A week ago, Russia pulled out of the Black Sea grain deal that had allowed the transport of Ukrainian crops through the Black Sea, which Russia controls. It has been the principal trade route for Ukraine, which has about a 25% share of the global wheat market.
On July 16th and 17th, just before the grain deal was to be extended, the bridge over the Kerch Strait in Crimea was attacked. The next day, Russia hit grain storage facilities in the Ukrainian ports of Odesa and Chornomorsk. Now it has attacked Ukraine’s principal alternative to the Red Sea maritime route—its ports on the Danube River near the border with Romania.
The Danube has become more important for Ukraine, expanding the shipping capacity of ports after losing access to the Black Sea. Ukraine has exported about 1 million tons of grain a month via routes through the EU since then with large volumes moving out along the Danube and through Romanian ports.
Following the attacks on its river ports, Ukraine accused Russia of “food terrorism” by targeting grain export infrastructure.
“Russia hit another Ukrainian grain storage overnight,” Ukraine’s foreign minister, Dmytro Kuleba, posted on Twitter.
“It [Russia] tries to extract concessions by holding 400 million people hostage. I urge all nations, particularly those in Africa and Asia, who are most affected by rising food prices, to mount a united global response to food terrorism,” he added.
“Russia is trying to fully block the export of our grain and make the world starve,” Oleh Kiper, the governor of Ukraine’s Odesa region, said on Ukrainian television.
In the wake of the attack, global wheat and corn futures rose sharply on fears of further impediments to grain exports. Romanian grain trade expert Caesar Gheorghe said the latest attack had “electrified” the grain market.

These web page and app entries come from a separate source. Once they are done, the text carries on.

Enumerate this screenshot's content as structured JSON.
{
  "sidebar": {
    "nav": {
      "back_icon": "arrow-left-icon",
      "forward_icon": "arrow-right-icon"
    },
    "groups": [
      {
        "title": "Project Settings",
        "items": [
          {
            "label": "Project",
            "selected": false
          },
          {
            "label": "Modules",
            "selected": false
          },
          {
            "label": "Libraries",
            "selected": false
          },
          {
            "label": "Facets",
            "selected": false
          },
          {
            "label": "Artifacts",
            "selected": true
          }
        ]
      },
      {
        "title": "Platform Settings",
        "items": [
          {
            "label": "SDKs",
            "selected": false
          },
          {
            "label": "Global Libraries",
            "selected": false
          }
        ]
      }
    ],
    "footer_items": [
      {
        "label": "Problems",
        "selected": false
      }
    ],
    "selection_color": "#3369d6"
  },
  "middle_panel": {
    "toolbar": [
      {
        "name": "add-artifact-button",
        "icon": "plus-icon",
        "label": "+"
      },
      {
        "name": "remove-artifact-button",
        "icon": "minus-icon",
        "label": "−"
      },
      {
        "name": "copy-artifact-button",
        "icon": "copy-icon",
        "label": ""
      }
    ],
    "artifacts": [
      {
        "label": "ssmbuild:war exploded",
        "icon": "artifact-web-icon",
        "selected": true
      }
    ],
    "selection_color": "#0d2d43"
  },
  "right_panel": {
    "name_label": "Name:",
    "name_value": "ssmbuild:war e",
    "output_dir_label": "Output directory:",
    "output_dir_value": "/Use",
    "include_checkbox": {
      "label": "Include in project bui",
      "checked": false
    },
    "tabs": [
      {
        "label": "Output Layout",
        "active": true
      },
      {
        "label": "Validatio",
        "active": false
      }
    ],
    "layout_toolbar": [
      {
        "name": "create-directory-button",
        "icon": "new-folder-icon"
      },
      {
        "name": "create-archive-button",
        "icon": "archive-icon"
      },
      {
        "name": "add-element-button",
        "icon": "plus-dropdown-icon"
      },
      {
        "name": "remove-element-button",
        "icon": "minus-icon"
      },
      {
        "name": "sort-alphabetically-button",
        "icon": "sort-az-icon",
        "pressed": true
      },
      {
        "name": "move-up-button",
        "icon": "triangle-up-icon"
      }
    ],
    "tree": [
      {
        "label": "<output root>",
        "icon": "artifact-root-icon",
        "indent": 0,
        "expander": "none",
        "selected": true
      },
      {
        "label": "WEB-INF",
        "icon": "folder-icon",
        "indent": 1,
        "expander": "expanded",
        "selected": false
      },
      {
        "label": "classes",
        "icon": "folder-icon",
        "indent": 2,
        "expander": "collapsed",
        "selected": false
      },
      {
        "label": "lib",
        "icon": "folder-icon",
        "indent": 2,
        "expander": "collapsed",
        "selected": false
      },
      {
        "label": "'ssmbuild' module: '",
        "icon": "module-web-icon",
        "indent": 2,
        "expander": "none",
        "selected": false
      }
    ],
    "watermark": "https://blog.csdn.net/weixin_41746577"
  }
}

U.N. Secretary-General Antonio Guterres called on Russia to return to the Black Sea grain deal, warning of the impact of Russia’s blockade on “vulnerable countries struggling to feed their people.”